Fundamental concepts and techniques in accounting and finance
The field of financial management has experienced gradual but significant change during the twentieth century. During the first two decades of the century, financial managers were concerned mostly with the legal issues surrounding the issuance of stocks and bonds. This focus of attention reflected the primitive nature of the capital markets in the early 1900s, the wave of mergers and consolidations occurring at that time, and the lack of what now is considered routine full disclosure of accounting and financial information about companies offering securities to the public. With the Depression of the 1930s, the main focus of financial management shifted to the defensive aspects of business survival.
As we enter the twenty-first century, the most significant trend to impact successful corporate financial management will be the continuing globalization of business in general and financial management in particular. There is no major U.S. or foreign corporations that do business solely within the confines of their own country. The need to deal with multiple currencies, worldwide money and capital markets where investment capital moves across borders at an increasing pace facing fewer and fewer barriers, a wide variety of accounting systems and tax laws, and a multitude of political risk environments is now a normal part of the responsibilities of a corporate financial manager. This globalization of business does not change the fundamental theories of corporate financial management, but it does have a substantial impact on corporate financial practice and domestic financial markets. …

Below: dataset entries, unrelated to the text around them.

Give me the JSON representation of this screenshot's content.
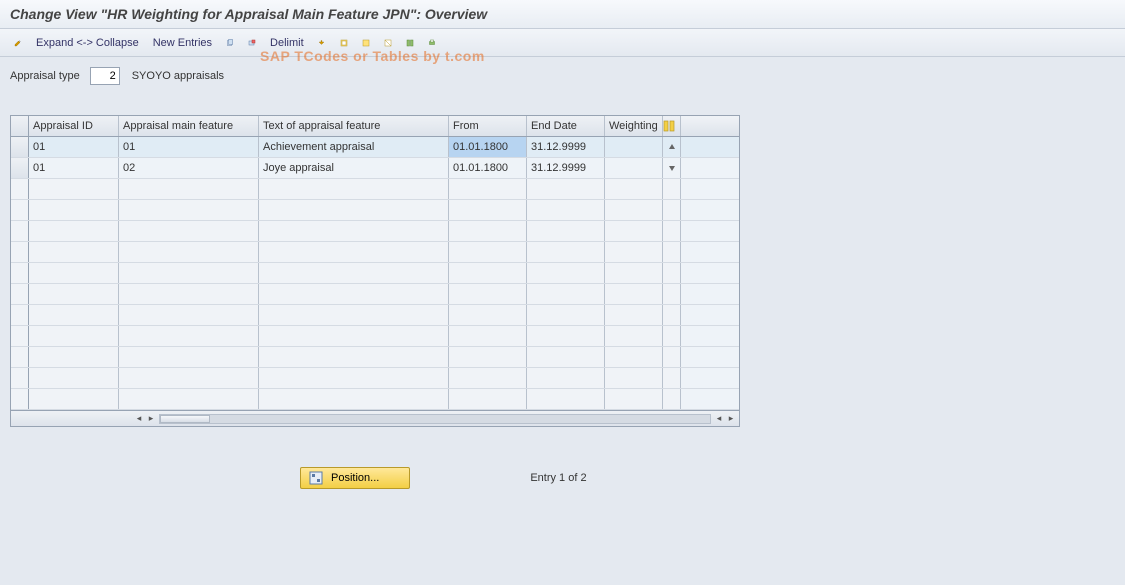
{
  "title": "Change View \"HR Weighting for Appraisal Main Feature JPN\": Overview",
  "toolbar": {
    "expand_collapse": "Expand <-> Collapse",
    "new_entries": "New Entries",
    "delimit": "Delimit"
  },
  "filter": {
    "label": "Appraisal type",
    "value": "2",
    "description": "SYOYO  appraisals"
  },
  "table": {
    "columns": {
      "appraisal_id": "Appraisal ID",
      "main_feature": "Appraisal main feature",
      "text": "Text of appraisal feature",
      "from": "From",
      "end": "End Date",
      "weighting": "Weighting"
    },
    "rows": [
      {
        "id": "01",
        "main": "01",
        "text": "Achievement appraisal",
        "from": "01.01.1800",
        "end": "31.12.9999",
        "weight": ""
      },
      {
        "id": "01",
        "main": "02",
        "text": "Joye appraisal",
        "from": "01.01.1800",
        "end": "31.12.9999",
        "weight": ""
      }
    ]
  },
  "footer": {
    "position_btn": "Position...",
    "entry_text": "Entry 1 of 2"
  },
  "watermark": "SAP TCodes or Tables by t.com"
}
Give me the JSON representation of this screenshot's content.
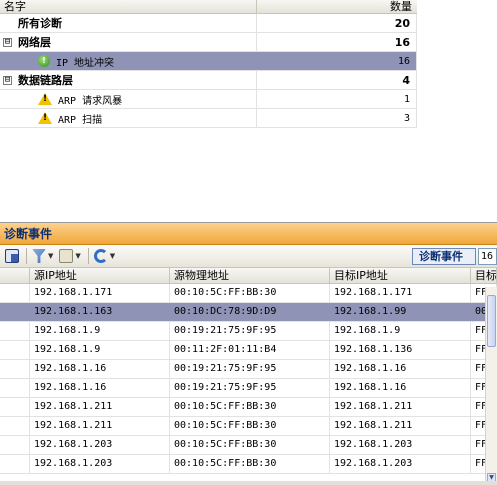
{
  "tree": {
    "header": {
      "name_col": "名字",
      "count_col": "数量"
    },
    "rows": [
      {
        "label": "所有诊断",
        "count": "20"
      },
      {
        "expander": "⊟",
        "label": "网络层",
        "count": "16"
      },
      {
        "label": "IP 地址冲突",
        "count": "16"
      },
      {
        "expander": "⊟",
        "label": "数据链路层",
        "count": "4"
      },
      {
        "label": "ARP 请求风暴",
        "count": "1"
      },
      {
        "label": "ARP 扫描",
        "count": "3"
      }
    ]
  },
  "events": {
    "title": "诊断事件",
    "toolbar": {
      "label": "诊断事件",
      "value": "16"
    },
    "columns": [
      "",
      "源IP地址",
      "源物理地址",
      "目标IP地址",
      "目标"
    ],
    "rows": [
      [
        "192.168.1.171",
        "00:10:5C:FF:BB:30",
        "192.168.1.171",
        "FF"
      ],
      [
        "192.168.1.163",
        "00:10:DC:78:9D:D9",
        "192.168.1.99",
        "00"
      ],
      [
        "192.168.1.9",
        "00:19:21:75:9F:95",
        "192.168.1.9",
        "FF"
      ],
      [
        "192.168.1.9",
        "00:11:2F:01:11:B4",
        "192.168.1.136",
        "FF"
      ],
      [
        "192.168.1.16",
        "00:19:21:75:9F:95",
        "192.168.1.16",
        "FF"
      ],
      [
        "192.168.1.16",
        "00:19:21:75:9F:95",
        "192.168.1.16",
        "FF"
      ],
      [
        "192.168.1.211",
        "00:10:5C:FF:BB:30",
        "192.168.1.211",
        "FF"
      ],
      [
        "192.168.1.211",
        "00:10:5C:FF:BB:30",
        "192.168.1.211",
        "FF"
      ],
      [
        "192.168.1.203",
        "00:10:5C:FF:BB:30",
        "192.168.1.203",
        "FF"
      ],
      [
        "192.168.1.203",
        "00:10:5C:FF:BB:30",
        "192.168.1.203",
        "FF"
      ]
    ]
  },
  "colors": {
    "selection": "#8f93b5",
    "panel_header": "#f1a63b",
    "title_text": "#0b2e73"
  },
  "icons": [
    "ok-status-icon",
    "warning-icon",
    "save-icon",
    "filter-icon",
    "export-icon",
    "refresh-icon"
  ]
}
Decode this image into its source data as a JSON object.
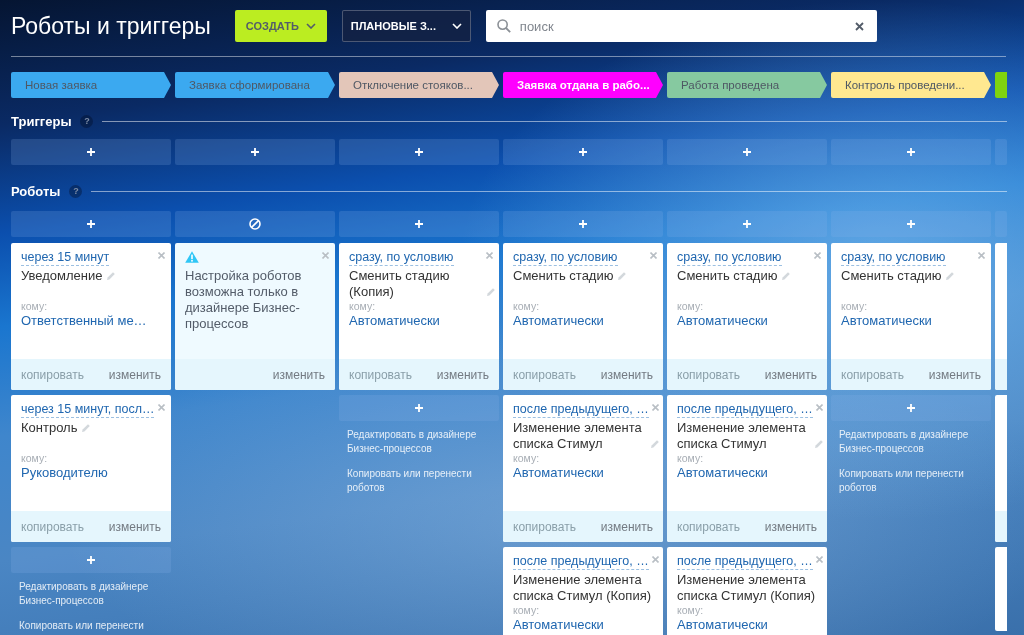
{
  "header": {
    "title": "Роботы и триггеры",
    "create_button": "СОЗДАТЬ",
    "plan_dropdown": "ПЛАНОВЫЕ З...",
    "search": {
      "placeholder": "поиск"
    }
  },
  "sections": {
    "triggers": {
      "title": "Триггеры",
      "help": "?"
    },
    "robots": {
      "title": "Роботы",
      "help": "?"
    }
  },
  "columns": [
    {
      "cut_off": false,
      "stage": {
        "label": "Новая заявка",
        "color": "#3ba9f0"
      },
      "robot_button": {
        "kind": "add"
      },
      "cards": [
        {
          "kind": "robot",
          "condition": "через 15 минут",
          "name": "Уведомление",
          "edit_icon": true,
          "recipient_label": "кому:",
          "recipient": "Ответственный ме…",
          "copy": {
            "label": "копировать",
            "disabled": true
          },
          "edit": "изменить"
        },
        {
          "kind": "robot",
          "condition": "через 15 минут, посл…",
          "name": "Контроль",
          "edit_icon": true,
          "recipient_label": "кому:",
          "recipient": "Руководителю",
          "copy": {
            "label": "копировать",
            "disabled": true
          },
          "edit": "изменить"
        }
      ],
      "tools": {
        "designer_link": "Редактировать в дизайнере Бизнес-процессов",
        "copy_link": "Копировать или перенести"
      }
    },
    {
      "cut_off": false,
      "stage": {
        "label": "Заявка сформирована",
        "color": "#3ba9f0"
      },
      "robot_button": {
        "kind": "blocked"
      },
      "cards": [
        {
          "kind": "notice",
          "message": "Настройка роботов возможна только в дизайнере Бизнес-процессов",
          "edit": "изменить"
        }
      ]
    },
    {
      "cut_off": false,
      "stage": {
        "label": "Отключение стояков...",
        "color": "#e3c6b9"
      },
      "robot_button": {
        "kind": "add"
      },
      "cards": [
        {
          "kind": "robot",
          "condition": "сразу, по условию",
          "name": "Сменить стадию (Копия)",
          "edit_icon": true,
          "recipient_label": "кому:",
          "recipient": "Автоматически",
          "copy": {
            "label": "копировать",
            "disabled": true
          },
          "edit": "изменить"
        }
      ],
      "tools": {
        "designer_link": "Редактировать в дизайнере Бизнес-процессов",
        "copy_link": "Копировать или перенести роботов"
      }
    },
    {
      "cut_off": false,
      "stage": {
        "label": "Заявка отдана в рабо...",
        "color": "#ff00ff"
      },
      "robot_button": {
        "kind": "add"
      },
      "cards": [
        {
          "kind": "robot",
          "condition": "сразу, по условию",
          "name": "Сменить стадию",
          "edit_icon": true,
          "recipient_label": "кому:",
          "recipient": "Автоматически",
          "copy": {
            "label": "копировать",
            "disabled": true
          },
          "edit": "изменить"
        },
        {
          "kind": "robot",
          "condition": "после предыдущего, …",
          "name": "Изменение элемента списка Стимул",
          "edit_icon": true,
          "recipient_label": "кому:",
          "recipient": "Автоматически",
          "copy": {
            "label": "копировать",
            "disabled": true
          },
          "edit": "изменить"
        },
        {
          "kind": "robot",
          "condition": "после предыдущего, …",
          "name": "Изменение элемента списка Стимул (Копия)",
          "edit_icon": false,
          "recipient_label": "кому:",
          "recipient": "Автоматически"
        }
      ]
    },
    {
      "cut_off": false,
      "stage": {
        "label": "Работа проведена",
        "color": "#86c9a0"
      },
      "robot_button": {
        "kind": "add"
      },
      "cards": [
        {
          "kind": "robot",
          "condition": "сразу, по условию",
          "name": "Сменить стадию",
          "edit_icon": true,
          "recipient_label": "кому:",
          "recipient": "Автоматически",
          "copy": {
            "label": "копировать",
            "disabled": true
          },
          "edit": "изменить"
        },
        {
          "kind": "robot",
          "condition": "после предыдущего, …",
          "name": "Изменение элемента списка Стимул",
          "edit_icon": true,
          "recipient_label": "кому:",
          "recipient": "Автоматически",
          "copy": {
            "label": "копировать",
            "disabled": true
          },
          "edit": "изменить"
        },
        {
          "kind": "robot",
          "condition": "после предыдущего, …",
          "name": "Изменение элемента списка Стимул (Копия)",
          "edit_icon": false,
          "recipient_label": "кому:",
          "recipient": "Автоматически"
        }
      ]
    },
    {
      "cut_off": false,
      "stage": {
        "label": "Контроль проведени...",
        "color": "#ffe890"
      },
      "robot_button": {
        "kind": "add"
      },
      "cards": [
        {
          "kind": "robot",
          "condition": "сразу, по условию",
          "name": "Сменить стадию",
          "edit_icon": true,
          "recipient_label": "кому:",
          "recipient": "Автоматически",
          "copy": {
            "label": "копировать",
            "disabled": true
          },
          "edit": "изменить"
        }
      ],
      "tools": {
        "designer_link": "Редактировать в дизайнере Бизнес-процессов",
        "copy_link": "Копировать или перенести роботов"
      }
    },
    {
      "cut_off": true,
      "stage": {
        "color": "#7fd30f"
      },
      "cards": [
        {
          "kind": "stub",
          "footer": true
        },
        {
          "kind": "stub",
          "footer": true
        },
        {
          "kind": "stub",
          "footer": false
        }
      ]
    }
  ]
}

t change the fundamental theories of corporate financial management, but it does have a substantial impact on corporate financial practice and domestic financial markets.
The only thing certain about the future is that finance and industry will continue to change, offering new challenges and opportunities to financial managers. The importance of competent financial management to the success and even survival of the modern business organization cannot be overemphasized. It is no accident that presidents and board chairpersons of large, successful corporations increasingly rise to their positions by coming up the "finance side of the house" (Kaplan, 1989). In smaller business, experience has shown that the early survival of a new business and prosperity in its developing stages is strongly dependent on effective financial planning and control. The most common reason cited for the high failure rate experienced by new ventures is lack of financial expertise. Similarly, financial administration is receiving increased attention by governmental units at all levels. Financial management in all types of nonprofit corporations and organizations is also benefiting from increased attention. Competent financial planning and management are critical components of success in any organization that brings people together to achieve a common goal.
The impact of inflation and high interest rates has focused increased attention on the financial implications of nearly all business decisions. Knowledge of financial management principles and techniques has become even more important during our current era of economic uncertainty. Functional specialists in such diverse areas as marketing, production, and human resources management have environment in which the firm operates. A